Task details
Give the entries again, exactly as written.
(Records provided Opens)
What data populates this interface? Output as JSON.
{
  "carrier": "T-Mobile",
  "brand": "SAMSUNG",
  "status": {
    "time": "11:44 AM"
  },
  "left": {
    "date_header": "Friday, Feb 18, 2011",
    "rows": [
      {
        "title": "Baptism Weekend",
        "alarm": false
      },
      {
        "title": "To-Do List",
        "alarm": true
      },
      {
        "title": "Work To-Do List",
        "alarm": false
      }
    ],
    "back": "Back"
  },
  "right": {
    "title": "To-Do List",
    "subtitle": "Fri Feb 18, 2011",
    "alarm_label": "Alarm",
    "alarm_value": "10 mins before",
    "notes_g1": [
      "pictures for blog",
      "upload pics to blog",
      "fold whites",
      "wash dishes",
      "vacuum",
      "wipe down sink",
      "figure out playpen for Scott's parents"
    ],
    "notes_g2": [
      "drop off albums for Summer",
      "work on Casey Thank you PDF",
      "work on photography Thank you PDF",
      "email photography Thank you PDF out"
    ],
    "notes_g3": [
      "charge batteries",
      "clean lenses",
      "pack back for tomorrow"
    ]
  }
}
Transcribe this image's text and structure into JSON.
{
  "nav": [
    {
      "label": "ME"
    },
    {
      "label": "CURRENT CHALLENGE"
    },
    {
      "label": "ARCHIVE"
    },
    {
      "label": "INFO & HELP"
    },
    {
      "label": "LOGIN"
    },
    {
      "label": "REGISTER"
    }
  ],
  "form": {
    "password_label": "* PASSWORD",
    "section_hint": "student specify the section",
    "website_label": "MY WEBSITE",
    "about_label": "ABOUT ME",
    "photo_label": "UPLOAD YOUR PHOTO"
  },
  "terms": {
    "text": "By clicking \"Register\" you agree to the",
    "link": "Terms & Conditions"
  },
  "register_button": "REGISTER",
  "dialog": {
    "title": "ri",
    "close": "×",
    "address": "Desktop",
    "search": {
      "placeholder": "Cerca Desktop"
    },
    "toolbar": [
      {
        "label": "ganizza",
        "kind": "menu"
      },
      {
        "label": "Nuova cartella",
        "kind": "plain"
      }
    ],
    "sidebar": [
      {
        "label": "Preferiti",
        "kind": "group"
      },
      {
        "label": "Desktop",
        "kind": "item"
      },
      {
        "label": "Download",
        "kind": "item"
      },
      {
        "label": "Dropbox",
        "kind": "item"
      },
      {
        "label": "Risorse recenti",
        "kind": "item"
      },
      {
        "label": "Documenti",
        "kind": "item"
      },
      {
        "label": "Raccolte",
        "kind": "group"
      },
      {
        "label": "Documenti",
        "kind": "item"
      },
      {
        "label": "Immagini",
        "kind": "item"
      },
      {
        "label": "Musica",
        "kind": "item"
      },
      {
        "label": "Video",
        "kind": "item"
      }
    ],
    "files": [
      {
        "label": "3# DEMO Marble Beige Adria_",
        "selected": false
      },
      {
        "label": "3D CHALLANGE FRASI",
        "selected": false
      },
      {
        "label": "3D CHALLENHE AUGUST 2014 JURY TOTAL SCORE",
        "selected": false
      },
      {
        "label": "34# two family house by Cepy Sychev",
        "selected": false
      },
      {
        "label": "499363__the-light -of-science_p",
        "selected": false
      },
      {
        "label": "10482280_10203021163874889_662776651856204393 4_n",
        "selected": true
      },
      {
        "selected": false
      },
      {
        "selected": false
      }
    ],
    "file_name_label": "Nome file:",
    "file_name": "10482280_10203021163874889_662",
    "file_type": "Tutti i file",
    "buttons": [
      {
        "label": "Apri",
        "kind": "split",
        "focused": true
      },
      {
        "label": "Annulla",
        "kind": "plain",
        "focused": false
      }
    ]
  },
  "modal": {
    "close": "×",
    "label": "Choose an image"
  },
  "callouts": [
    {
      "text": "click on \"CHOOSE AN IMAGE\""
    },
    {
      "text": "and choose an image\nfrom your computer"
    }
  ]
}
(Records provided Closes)
Result for this exercise
What data populates this interface? Output as JSON.
{
  "carrier": "T-Mobile",
  "brand": "SAMSUNG",
  "status": {
    "time": "11:44 AM"
  },
  "left": {
    "date_header": "Friday, Feb 18, 2011",
    "rows": [
      {
        "title": "Baptism Weekend",
        "alarm": false
      },
      {
        "title": "To-Do List",
        "alarm": true
      },
      {
        "title": "Work To-Do List",
        "alarm": false
      }
    ],
    "back": "Back"
  },
  "right": {
    "title": "To-Do List",
    "subtitle": "Fri Feb 18, 2011",
    "alarm_label": "Alarm",
    "alarm_value": "10 mins before",
    "notes_g1": [
      "pictures for blog",
      "upload pics to blog",
      "fold whites",
      "wash dishes",
      "vacuum",
      "wipe down sink",
      "figure out playpen for Scott's parents"
    ],
    "notes_g2": [
      "drop off albums for Summer",
      "work on Casey Thank you PDF",
      "work on photography Thank you PDF",
      "email photography Thank you PDF out"
    ],
    "notes_g3": [
      "charge batteries",
      "clean lenses",
      "pack back for tomorrow"
    ]
  }
}
Transcribe this image's text and structure into JSON.
{
  "nav": [
    {
      "label": "ME"
    },
    {
      "label": "CURRENT CHALLENGE"
    },
    {
      "label": "ARCHIVE"
    },
    {
      "label": "INFO & HELP"
    },
    {
      "label": "LOGIN"
    },
    {
      "label": "REGISTER"
    }
  ],
  "form": {
    "password_label": "* PASSWORD",
    "section_hint": "student specify the section",
    "website_label": "MY WEBSITE",
    "about_label": "ABOUT ME",
    "photo_label": "UPLOAD YOUR PHOTO"
  },
  "terms": {
    "text": "By clicking \"Register\" you agree to the",
    "link": "Terms & Conditions"
  },
  "register_button": "REGISTER",
  "dialog": {
    "title": "ri",
    "close": "×",
    "address": "Desktop",
    "search": {
      "placeholder": "Cerca Desktop"
    },
    "toolbar": [
      {
        "label": "ganizza",
        "kind": "menu"
      },
      {
        "label": "Nuova cartella",
        "kind": "plain"
      }
    ],
    "sidebar": [
      {
        "label": "Preferiti",
        "kind": "group"
      },
      {
        "label": "Desktop",
        "kind": "item"
      },
      {
        "label": "Download",
        "kind": "item"
      },
      {
        "label": "Dropbox",
        "kind": "item"
      },
      {
        "label": "Risorse recenti",
        "kind": "item"
      },
      {
        "label": "Documenti",
        "kind": "item"
      },
      {
        "label": "Raccolte",
        "kind": "group"
      },
      {
        "label": "Documenti",
        "kind": "item"
      },
      {
        "label": "Immagini",
        "kind": "item"
      },
      {
        "label": "Musica",
        "kind": "item"
      },
      {
        "label": "Video",
        "kind": "item"
      }
    ],
    "files": [
      {
        "label": "3# DEMO Marble Beige Adria_",
        "selected": false
      },
      {
        "label": "3D CHALLANGE FRASI",
        "selected": false
      },
      {
        "label": "3D CHALLENHE AUGUST 2014 JURY TOTAL SCORE",
        "selected": false
      },
      {
        "label": "34# two family house by Cepy Sychev",
        "selected": false
      },
      {
        "label": "499363__the-light -of-science_p",
        "selected": false
      },
      {
        "label": "10482280_10203021163874889_662776651856204393 4_n",
        "selected": true
      },
      {
        "selected": false
      },
      {
        "selected": false
      }
    ],
    "file_name_label": "Nome file:",
    "file_name": "10482280_10203021163874889_662",
    "file_type": "Tutti i file",
    "buttons": [
      {
        "label": "Apri",
        "kind": "split",
        "focused": true
      },
      {
        "label": "Annulla",
        "kind": "plain",
        "focused": false
      }
    ]
  },
  "modal": {
    "close": "×",
    "label": "Choose an image"
  },
  "callouts": [
    {
      "text": "click on \"CHOOSE AN IMAGE\""
    },
    {
      "text": "and choose an image\nfrom your computer"
    }
  ]
}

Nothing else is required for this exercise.